Data records.
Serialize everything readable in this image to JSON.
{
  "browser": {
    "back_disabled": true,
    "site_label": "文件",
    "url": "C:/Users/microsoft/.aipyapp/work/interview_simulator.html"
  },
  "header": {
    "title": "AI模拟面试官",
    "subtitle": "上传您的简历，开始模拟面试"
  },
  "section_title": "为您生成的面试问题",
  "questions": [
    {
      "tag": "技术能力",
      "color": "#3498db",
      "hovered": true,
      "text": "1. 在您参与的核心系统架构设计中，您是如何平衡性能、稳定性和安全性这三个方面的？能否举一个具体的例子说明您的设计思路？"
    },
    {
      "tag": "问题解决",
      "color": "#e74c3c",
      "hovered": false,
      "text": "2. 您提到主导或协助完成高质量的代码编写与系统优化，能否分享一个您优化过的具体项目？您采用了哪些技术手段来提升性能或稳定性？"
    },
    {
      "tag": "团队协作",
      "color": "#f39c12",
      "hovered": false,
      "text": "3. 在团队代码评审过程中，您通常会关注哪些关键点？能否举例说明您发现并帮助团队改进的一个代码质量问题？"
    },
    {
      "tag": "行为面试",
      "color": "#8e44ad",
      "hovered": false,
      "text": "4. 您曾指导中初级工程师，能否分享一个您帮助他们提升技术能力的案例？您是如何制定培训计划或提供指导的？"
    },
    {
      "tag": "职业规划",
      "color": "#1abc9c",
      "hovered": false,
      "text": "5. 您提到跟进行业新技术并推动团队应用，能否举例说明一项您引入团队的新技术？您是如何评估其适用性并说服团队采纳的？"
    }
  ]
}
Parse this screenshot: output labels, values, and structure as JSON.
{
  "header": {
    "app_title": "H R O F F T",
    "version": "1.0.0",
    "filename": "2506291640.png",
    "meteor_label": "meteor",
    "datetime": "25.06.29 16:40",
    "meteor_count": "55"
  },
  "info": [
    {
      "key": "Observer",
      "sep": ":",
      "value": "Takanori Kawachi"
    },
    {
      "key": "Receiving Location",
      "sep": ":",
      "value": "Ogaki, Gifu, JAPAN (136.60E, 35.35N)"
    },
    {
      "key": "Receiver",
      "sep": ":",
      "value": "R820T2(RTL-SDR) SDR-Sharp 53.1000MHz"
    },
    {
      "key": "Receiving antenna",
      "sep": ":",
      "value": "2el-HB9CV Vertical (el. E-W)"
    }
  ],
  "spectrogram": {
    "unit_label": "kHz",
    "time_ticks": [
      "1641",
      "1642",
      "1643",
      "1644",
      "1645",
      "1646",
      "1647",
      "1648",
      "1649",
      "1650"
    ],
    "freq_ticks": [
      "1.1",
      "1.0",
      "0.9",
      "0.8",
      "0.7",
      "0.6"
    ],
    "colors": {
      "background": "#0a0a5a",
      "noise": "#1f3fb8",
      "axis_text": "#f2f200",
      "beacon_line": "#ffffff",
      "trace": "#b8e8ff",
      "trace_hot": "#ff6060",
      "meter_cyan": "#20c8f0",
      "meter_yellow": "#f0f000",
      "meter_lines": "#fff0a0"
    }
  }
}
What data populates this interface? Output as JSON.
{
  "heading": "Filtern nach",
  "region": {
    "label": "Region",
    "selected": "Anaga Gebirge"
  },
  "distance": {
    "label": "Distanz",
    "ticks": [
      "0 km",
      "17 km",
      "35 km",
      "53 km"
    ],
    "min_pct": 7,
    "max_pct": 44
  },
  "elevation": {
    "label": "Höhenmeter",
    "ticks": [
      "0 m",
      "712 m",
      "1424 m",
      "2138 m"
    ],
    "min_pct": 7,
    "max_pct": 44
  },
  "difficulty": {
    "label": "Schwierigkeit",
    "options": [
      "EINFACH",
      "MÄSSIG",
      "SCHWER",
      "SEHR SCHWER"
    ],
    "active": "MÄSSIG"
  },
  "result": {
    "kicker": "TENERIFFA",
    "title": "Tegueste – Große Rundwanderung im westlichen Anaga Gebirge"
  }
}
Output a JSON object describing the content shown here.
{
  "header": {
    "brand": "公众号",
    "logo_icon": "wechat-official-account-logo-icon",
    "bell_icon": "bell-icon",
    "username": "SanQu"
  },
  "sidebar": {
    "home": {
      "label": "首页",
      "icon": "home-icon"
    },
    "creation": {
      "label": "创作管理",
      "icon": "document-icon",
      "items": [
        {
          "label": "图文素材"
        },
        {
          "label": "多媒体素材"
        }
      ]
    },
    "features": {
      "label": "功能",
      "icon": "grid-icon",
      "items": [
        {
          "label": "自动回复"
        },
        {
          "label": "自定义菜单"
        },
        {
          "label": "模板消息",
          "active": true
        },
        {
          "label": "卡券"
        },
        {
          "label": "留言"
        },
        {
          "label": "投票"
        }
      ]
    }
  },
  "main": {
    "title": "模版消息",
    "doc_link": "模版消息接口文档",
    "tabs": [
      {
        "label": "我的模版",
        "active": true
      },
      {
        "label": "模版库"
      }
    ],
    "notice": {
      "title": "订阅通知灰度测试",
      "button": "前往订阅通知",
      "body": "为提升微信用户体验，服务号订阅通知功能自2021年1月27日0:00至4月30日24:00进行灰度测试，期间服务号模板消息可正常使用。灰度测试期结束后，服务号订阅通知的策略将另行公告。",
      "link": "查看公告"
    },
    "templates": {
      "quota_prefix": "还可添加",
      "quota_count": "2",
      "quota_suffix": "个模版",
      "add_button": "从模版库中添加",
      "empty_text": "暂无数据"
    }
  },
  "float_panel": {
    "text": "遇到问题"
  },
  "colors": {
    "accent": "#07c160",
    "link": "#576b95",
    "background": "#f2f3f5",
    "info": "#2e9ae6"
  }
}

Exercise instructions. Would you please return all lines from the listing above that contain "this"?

Answer space.
Serialize everything readable in this image to JSON.
Parse this screenshot: output labels, values, and structure as JSON.
What data populates this interface? Output as JSON.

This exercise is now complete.